===== Material to process

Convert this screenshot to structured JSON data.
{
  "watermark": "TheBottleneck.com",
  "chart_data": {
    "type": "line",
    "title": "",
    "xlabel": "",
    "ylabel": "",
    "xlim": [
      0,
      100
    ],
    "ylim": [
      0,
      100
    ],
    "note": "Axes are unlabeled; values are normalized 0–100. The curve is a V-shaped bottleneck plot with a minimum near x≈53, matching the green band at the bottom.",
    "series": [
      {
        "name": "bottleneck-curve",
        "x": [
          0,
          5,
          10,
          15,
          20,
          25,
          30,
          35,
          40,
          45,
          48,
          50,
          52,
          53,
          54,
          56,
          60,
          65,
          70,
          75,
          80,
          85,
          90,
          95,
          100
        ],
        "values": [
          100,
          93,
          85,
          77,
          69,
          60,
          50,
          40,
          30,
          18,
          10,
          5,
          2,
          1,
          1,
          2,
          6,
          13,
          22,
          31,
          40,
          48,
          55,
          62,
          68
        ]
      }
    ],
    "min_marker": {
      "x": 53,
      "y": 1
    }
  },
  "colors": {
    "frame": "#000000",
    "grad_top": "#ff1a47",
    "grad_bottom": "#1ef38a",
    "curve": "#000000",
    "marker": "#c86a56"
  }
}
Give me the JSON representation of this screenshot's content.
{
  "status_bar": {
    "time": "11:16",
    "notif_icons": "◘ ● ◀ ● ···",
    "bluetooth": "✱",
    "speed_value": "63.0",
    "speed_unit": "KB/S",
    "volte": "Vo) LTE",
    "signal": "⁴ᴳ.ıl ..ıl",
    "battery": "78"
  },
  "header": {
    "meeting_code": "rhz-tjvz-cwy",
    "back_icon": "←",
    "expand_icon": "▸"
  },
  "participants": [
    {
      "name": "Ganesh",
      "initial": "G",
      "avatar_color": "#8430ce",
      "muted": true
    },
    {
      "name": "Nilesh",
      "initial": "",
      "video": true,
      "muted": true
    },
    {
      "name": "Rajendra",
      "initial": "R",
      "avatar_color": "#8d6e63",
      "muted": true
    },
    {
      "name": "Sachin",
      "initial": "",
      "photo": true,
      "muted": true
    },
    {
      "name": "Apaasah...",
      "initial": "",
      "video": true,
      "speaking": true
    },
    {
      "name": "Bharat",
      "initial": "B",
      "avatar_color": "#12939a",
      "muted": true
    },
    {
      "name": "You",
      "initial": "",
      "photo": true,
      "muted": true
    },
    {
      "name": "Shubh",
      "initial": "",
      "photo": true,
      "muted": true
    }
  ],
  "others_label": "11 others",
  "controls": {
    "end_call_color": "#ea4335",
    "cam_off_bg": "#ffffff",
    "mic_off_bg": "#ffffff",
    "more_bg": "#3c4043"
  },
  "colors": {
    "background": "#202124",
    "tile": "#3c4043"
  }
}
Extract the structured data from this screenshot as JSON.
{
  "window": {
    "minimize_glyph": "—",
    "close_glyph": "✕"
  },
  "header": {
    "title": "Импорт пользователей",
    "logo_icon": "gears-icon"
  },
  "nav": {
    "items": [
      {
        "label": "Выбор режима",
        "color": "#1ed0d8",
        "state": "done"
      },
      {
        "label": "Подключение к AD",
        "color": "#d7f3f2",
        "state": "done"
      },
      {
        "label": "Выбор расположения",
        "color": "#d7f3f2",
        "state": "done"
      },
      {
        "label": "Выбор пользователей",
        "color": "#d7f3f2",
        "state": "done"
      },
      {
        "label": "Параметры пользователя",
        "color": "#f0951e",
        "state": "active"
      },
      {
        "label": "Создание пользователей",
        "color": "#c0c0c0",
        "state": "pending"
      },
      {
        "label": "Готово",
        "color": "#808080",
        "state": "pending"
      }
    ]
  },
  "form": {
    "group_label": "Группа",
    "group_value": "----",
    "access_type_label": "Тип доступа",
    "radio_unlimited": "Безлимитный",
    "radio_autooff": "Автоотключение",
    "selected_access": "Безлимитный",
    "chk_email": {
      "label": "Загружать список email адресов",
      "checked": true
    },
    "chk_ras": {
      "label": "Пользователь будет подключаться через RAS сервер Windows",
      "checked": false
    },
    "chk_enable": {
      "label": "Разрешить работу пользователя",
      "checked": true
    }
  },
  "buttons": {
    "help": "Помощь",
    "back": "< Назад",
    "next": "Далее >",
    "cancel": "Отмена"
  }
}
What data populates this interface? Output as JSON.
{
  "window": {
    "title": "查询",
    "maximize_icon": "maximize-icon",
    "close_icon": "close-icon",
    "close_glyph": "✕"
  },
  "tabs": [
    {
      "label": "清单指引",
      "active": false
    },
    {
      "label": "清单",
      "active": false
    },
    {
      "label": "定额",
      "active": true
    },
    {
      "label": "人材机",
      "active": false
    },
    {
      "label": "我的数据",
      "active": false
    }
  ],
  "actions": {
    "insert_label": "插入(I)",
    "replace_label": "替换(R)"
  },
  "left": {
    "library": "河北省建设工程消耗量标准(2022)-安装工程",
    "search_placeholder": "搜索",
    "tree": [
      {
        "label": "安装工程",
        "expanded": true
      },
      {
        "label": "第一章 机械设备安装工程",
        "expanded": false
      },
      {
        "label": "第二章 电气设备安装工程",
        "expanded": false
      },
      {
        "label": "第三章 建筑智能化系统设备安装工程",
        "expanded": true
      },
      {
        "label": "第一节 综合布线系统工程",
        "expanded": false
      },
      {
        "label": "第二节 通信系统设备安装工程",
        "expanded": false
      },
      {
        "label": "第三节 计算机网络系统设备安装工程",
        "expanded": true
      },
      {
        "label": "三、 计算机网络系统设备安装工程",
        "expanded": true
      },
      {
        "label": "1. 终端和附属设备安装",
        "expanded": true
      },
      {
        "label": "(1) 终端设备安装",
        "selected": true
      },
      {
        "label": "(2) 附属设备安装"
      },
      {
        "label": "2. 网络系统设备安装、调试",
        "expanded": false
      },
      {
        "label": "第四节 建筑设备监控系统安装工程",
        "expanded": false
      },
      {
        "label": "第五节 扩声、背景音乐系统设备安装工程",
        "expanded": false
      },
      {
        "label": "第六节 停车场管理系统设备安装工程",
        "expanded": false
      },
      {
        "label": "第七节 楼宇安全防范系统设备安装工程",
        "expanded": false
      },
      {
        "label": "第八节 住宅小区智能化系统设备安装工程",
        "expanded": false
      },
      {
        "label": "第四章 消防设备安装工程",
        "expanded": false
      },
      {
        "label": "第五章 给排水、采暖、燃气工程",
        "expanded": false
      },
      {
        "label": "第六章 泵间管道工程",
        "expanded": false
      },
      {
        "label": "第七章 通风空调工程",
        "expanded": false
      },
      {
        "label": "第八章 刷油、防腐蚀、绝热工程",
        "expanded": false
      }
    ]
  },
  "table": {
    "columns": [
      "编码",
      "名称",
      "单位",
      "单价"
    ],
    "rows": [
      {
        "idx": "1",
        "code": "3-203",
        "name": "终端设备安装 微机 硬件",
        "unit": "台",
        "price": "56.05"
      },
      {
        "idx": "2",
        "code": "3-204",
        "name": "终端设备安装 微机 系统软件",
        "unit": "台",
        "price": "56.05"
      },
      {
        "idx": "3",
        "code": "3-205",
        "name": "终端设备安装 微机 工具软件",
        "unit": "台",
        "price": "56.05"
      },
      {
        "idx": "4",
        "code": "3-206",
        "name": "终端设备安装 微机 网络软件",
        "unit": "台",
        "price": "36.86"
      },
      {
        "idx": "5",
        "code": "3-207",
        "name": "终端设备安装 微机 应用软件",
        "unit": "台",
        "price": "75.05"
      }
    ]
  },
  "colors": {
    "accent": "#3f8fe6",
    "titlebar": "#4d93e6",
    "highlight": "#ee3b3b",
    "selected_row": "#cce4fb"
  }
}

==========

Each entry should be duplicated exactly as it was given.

Output:
Convert this screenshot to structured JSON data.
{
  "watermark": "TheBottleneck.com",
  "chart_data": {
    "type": "line",
    "title": "",
    "xlabel": "",
    "ylabel": "",
    "xlim": [
      0,
      100
    ],
    "ylim": [
      0,
      100
    ],
    "note": "Axes are unlabeled; values are normalized 0–100. The curve is a V-shaped bottleneck plot with a minimum near x≈53, matching the green band at the bottom.",
    "series": [
      {
        "name": "bottleneck-curve",
        "x": [
          0,
          5,
          10,
          15,
          20,
          25,
          30,
          35,
          40,
          45,
          48,
          50,
          52,
          53,
          54,
          56,
          60,
          65,
          70,
          75,
          80,
          85,
          90,
          95,
          100
        ],
        "values": [
          100,
          93,
          85,
          77,
          69,
          60,
          50,
          40,
          30,
          18,
          10,
          5,
          2,
          1,
          1,
          2,
          6,
          13,
          22,
          31,
          40,
          48,
          55,
          62,
          68
        ]
      }
    ],
    "min_marker": {
      "x": 53,
      "y": 1
    }
  },
  "colors": {
    "frame": "#000000",
    "grad_top": "#ff1a47",
    "grad_bottom": "#1ef38a",
    "curve": "#000000",
    "marker": "#c86a56"
  }
}
Give me the JSON representation of this screenshot's content.
{
  "status_bar": {
    "time": "11:16",
    "notif_icons": "◘ ● ◀ ● ···",
    "bluetooth": "✱",
    "speed_value": "63.0",
    "speed_unit": "KB/S",
    "volte": "Vo) LTE",
    "signal": "⁴ᴳ.ıl ..ıl",
    "battery": "78"
  },
  "header": {
    "meeting_code": "rhz-tjvz-cwy",
    "back_icon": "←",
    "expand_icon": "▸"
  },
  "participants": [
    {
      "name": "Ganesh",
      "initial": "G",
      "avatar_color": "#8430ce",
      "muted": true
    },
    {
      "name": "Nilesh",
      "initial": "",
      "video": true,
      "muted": true
    },
    {
      "name": "Rajendra",
      "initial": "R",
      "avatar_color": "#8d6e63",
      "muted": true
    },
    {
      "name": "Sachin",
      "initial": "",
      "photo": true,
      "muted": true
    },
    {
      "name": "Apaasah...",
      "initial": "",
      "video": true,
      "speaking": true
    },
    {
      "name": "Bharat",
      "initial": "B",
      "avatar_color": "#12939a",
      "muted": true
    },
    {
      "name": "You",
      "initial": "",
      "photo": true,
      "muted": true
    },
    {
      "name": "Shubh",
      "initial": "",
      "photo": true,
      "muted": true
    }
  ],
  "others_label": "11 others",
  "controls": {
    "end_call_color": "#ea4335",
    "cam_off_bg": "#ffffff",
    "mic_off_bg": "#ffffff",
    "more_bg": "#3c4043"
  },
  "colors": {
    "background": "#202124",
    "tile": "#3c4043"
  }
}
Extract the structured data from this screenshot as JSON.
{
  "window": {
    "minimize_glyph": "—",
    "close_glyph": "✕"
  },
  "header": {
    "title": "Импорт пользователей",
    "logo_icon": "gears-icon"
  },
  "nav": {
    "items": [
      {
        "label": "Выбор режима",
        "color": "#1ed0d8",
        "state": "done"
      },
      {
        "label": "Подключение к AD",
        "color": "#d7f3f2",
        "state": "done"
      },
      {
        "label": "Выбор расположения",
        "color": "#d7f3f2",
        "state": "done"
      },
      {
        "label": "Выбор пользователей",
        "color": "#d7f3f2",
        "state": "done"
      },
      {
        "label": "Параметры пользователя",
        "color": "#f0951e",
        "state": "active"
      },
      {
        "label": "Создание пользователей",
        "color": "#c0c0c0",
        "state": "pending"
      },
      {
        "label": "Готово",
        "color": "#808080",
        "state": "pending"
      }
    ]
  },
  "form": {
    "group_label": "Группа",
    "group_value": "----",
    "access_type_label": "Тип доступа",
    "radio_unlimited": "Безлимитный",
    "radio_autooff": "Автоотключение",
    "selected_access": "Безлимитный",
    "chk_email": {
      "label": "Загружать список email адресов",
      "checked": true
    },
    "chk_ras": {
      "label": "Пользователь будет подключаться через RAS сервер Windows",
      "checked": false
    },
    "chk_enable": {
      "label": "Разрешить работу пользователя",
      "checked": true
    }
  },
  "buttons": {
    "help": "Помощь",
    "back": "< Назад",
    "next": "Далее >",
    "cancel": "Отмена"
  }
}
What data populates this interface? Output as JSON.
{
  "window": {
    "title": "查询",
    "maximize_icon": "maximize-icon",
    "close_icon": "close-icon",
    "close_glyph": "✕"
  },
  "tabs": [
    {
      "label": "清单指引",
      "active": false
    },
    {
      "label": "清单",
      "active": false
    },
    {
      "label": "定额",
      "active": true
    },
    {
      "label": "人材机",
      "active": false
    },
    {
      "label": "我的数据",
      "active": false
    }
  ],
  "actions": {
    "insert_label": "插入(I)",
    "replace_label": "替换(R)"
  },
  "left": {
    "library": "河北省建设工程消耗量标准(2022)-安装工程",
    "search_placeholder": "搜索",
    "tree": [
      {
        "label": "安装工程",
        "expanded": true
      },
      {
        "label": "第一章 机械设备安装工程",
        "expanded": false
      },
      {
        "label": "第二章 电气设备安装工程",
        "expanded": false
      },
      {
        "label": "第三章 建筑智能化系统设备安装工程",
        "expanded": true
      },
      {
        "label": "第一节 综合布线系统工程",
        "expanded": false
      },
      {
        "label": "第二节 通信系统设备安装工程",
        "expanded": false
      },
      {
        "label": "第三节 计算机网络系统设备安装工程",
        "expanded": true
      },
      {
        "label": "三、 计算机网络系统设备安装工程",
        "expanded": true
      },
      {
        "label": "1. 终端和附属设备安装",
        "expanded": true
      },
      {
        "label": "(1) 终端设备安装",
        "selected": true
      },
      {
        "label": "(2) 附属设备安装"
      },
      {
        "label": "2. 网络系统设备安装、调试",
        "expanded": false
      },
      {
        "label": "第四节 建筑设备监控系统安装工程",
        "expanded": false
      },
      {
        "label": "第五节 扩声、背景音乐系统设备安装工程",
        "expanded": false
      },
      {
        "label": "第六节 停车场管理系统设备安装工程",
        "expanded": false
      },
      {
        "label": "第七节 楼宇安全防范系统设备安装工程",
        "expanded": false
      },
      {
        "label": "第八节 住宅小区智能化系统设备安装工程",
        "expanded": false
      },
      {
        "label": "第四章 消防设备安装工程",
        "expanded": false
      },
      {
        "label": "第五章 给排水、采暖、燃气工程",
        "expanded": false
      },
      {
        "label": "第六章 泵间管道工程",
        "expanded": false
      },
      {
        "label": "第七章 通风空调工程",
        "expanded": false
      },
      {
        "label": "第八章 刷油、防腐蚀、绝热工程",
        "expanded": false
      }
    ]
  },
  "table": {
    "columns": [
      "编码",
      "名称",
      "单位",
      "单价"
    ],
    "rows": [
      {
        "idx": "1",
        "code": "3-203",
        "name": "终端设备安装 微机 硬件",
        "unit": "台",
        "price": "56.05"
      },
      {
        "idx": "2",
        "code": "3-204",
        "name": "终端设备安装 微机 系统软件",
        "unit": "台",
        "price": "56.05"
      },
      {
        "idx": "3",
        "code": "3-205",
        "name": "终端设备安装 微机 工具软件",
        "unit": "台",
        "price": "56.05"
      },
      {
        "idx": "4",
        "code": "3-206",
        "name": "终端设备安装 微机 网络软件",
        "unit": "台",
        "price": "36.86"
      },
      {
        "idx": "5",
        "code": "3-207",
        "name": "终端设备安装 微机 应用软件",
        "unit": "台",
        "price": "75.05"
      }
    ]
  },
  "colors": {
    "accent": "#3f8fe6",
    "titlebar": "#4d93e6",
    "highlight": "#ee3b3b",
    "selected_row": "#cce4fb"
  }
}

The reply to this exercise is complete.